What’s your retirement number? Who cares? America’s Top Wealth Advisors are dangling second homes, charitable foundations and lavish vacations as they borrow from behavioral science to rewrite their advice playbooks.
When a longtime client announced she wanted to buy a million-dollar vacation home on Martha’s Vineyard within the next ten years for cash, nancial advisor Lori Van Dusen didn’t inch. e woman and her husband, then both ysomething surgeons, were already socking away enough to maintain their lifestyle in retirement. And Van Dusen, founder of LVW Advisors in Pittsford, New York, expects clients to share their goals, even those that might seem like a stretch.
at’s because she manages her clients’ money (about
$2 billion of it) in three investment buckets: one for essentials (putting the kids through college, maintaining lifestyle in retirement), one for aspirations (that luxe vacation home or round-the-world trip), and one for legacy (philanthropy and bequests). Martha’s Vineyard was an “aspiration,” so Van Dusen started investing the woman’s annual bonus in a portfolio with a more aggressive asset allocation than the couple’s basic retirement kitty. e surgeons were okay taking the added risk, the advisor says, because “they knew even if the money was lost, it wouldn’t change their lifestyle.” A er just six years, they had enough to buy the house.
Van Dusen, ranked 69th on our annual list of America’s Top Wealth Advisors, has practiced this sort of goals-based wealth management for three decades, making her an outlier. For most of those years, the conventional approach was to determine a client’s overall risk tolerance (based on answers to a questionnaire, age and total wealth) and then manage all their money as one diversi ed portfolio, designed in line with modern portfolio theory to maximize returns for that level of risk. Advisors might help clients budget for goals, but it was a separate function.
Now, however, big rms such as UBS, Raymond James and Bank of America’s Merrill Lynch are pushing their advisors to adopt some variant of Van Dusen’s goals-centric investing approach. is shi has a lot to do with economics—both the economics of the advice business and the growing in uence of behavioral science on nance.

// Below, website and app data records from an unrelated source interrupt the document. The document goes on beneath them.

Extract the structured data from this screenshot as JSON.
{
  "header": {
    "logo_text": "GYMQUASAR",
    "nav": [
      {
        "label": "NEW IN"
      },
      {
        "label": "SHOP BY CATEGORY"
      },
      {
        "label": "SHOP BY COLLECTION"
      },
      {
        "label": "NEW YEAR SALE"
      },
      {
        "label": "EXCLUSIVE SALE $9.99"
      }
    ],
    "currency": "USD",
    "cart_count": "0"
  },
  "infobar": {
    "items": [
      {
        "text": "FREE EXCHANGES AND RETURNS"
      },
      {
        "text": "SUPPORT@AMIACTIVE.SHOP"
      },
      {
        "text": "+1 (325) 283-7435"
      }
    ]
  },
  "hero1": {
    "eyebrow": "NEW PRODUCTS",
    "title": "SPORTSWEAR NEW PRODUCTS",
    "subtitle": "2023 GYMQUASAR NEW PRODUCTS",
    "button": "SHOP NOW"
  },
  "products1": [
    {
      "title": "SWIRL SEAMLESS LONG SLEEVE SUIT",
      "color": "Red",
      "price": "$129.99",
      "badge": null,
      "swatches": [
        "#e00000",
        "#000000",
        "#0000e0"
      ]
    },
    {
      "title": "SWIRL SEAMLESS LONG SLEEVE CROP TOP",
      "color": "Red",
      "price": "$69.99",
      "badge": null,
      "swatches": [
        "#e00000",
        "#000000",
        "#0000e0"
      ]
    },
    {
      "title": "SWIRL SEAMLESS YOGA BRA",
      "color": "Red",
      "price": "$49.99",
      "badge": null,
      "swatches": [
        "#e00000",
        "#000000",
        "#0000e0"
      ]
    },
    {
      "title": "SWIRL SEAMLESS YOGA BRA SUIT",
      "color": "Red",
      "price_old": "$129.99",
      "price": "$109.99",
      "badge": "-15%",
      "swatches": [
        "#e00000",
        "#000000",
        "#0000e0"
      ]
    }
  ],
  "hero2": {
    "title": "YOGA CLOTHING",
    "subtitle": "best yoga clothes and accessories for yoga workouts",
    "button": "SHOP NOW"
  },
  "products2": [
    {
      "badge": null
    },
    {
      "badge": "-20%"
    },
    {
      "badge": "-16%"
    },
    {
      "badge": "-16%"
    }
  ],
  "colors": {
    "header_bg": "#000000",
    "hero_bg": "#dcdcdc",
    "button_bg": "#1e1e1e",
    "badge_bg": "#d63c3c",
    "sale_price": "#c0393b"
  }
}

Academics such as Richard aler, who won last year’s Nobel prize in economics, have persuasively described how “mental accounting” leads people to regard money di erently depending on what it’s to be used for. ey’ve also explained how human tendencies (e.g., hindsight bias, loss aversion) lead too many investors to buy at the top and sell at the bottom.
on intended use. And today’s computerized asset allocation makes it easy to manage multiple investment pots.
Exactly how goals-based wealth management works varies by rm.
is year UBS rolled out to its 7,000 advisors a platform that draws on both behavioral nance and liability-driven investing—the technique pension-fund managers use to match pools of money with liabilities due at di erent dates. e so ware combines planning and money management into three “strategies”: liquidity, longevity and legacy.
For a retiree, the liquidity pool covers three years of spending, funded with a bond ladder, in addition to Social Security, pensions and annuities. ( The idea is to protect clients from needing or wanting to sell off equities in a bear market.) The longevity bucket includes stocks and is designed to cover expenses, including long- term care, that come due after three years, until the end of life. The legacy strategy, for charity and heirs, might include an even more aggressive equities portfolio, plus a donor- advised fund and concentrated appreciated- stock positions that make sense ( for tax reasons) to hold until death.
Note that both UBS and Van Dusen emphasize “legacy.” Very-high-networth clients o en want to give money away, but only once they’re sure they have enough le for their own needs.
A widow in her mid-50s, with a $30 million net worth, came to Katie Nixon, chief investment officer of Northern Trust Wealth Management in Chicago, for advice. Her estate plan provided $5 million for a private foundation her daughters would run. “She told me,
‘ The only thing I regret is I won’t be there to see it,’ ” Nixon recounts. “I told her, ‘ That’s the worst plan I’ve heard of. Why don’t you do it in your lifetime?’ ” Using Northern Trust’s goals-based software, Nixon was able to show the widow how she could cover living expenses and her other noncharitable goals for the rest of her life and fund her foundation now.
AMERICA’STOP 250 WEALTH ADVISORSA record bull market has most investors smiling today. But when the tide turns, America’s Top Wealth Advisors will lean on relationships and innovative strategies like goals-based management to hold on to assets. Below are 100 of America’s Top 250 Wealth Advisors. For the full list, go to www.forbes.com/topwealth-advisors.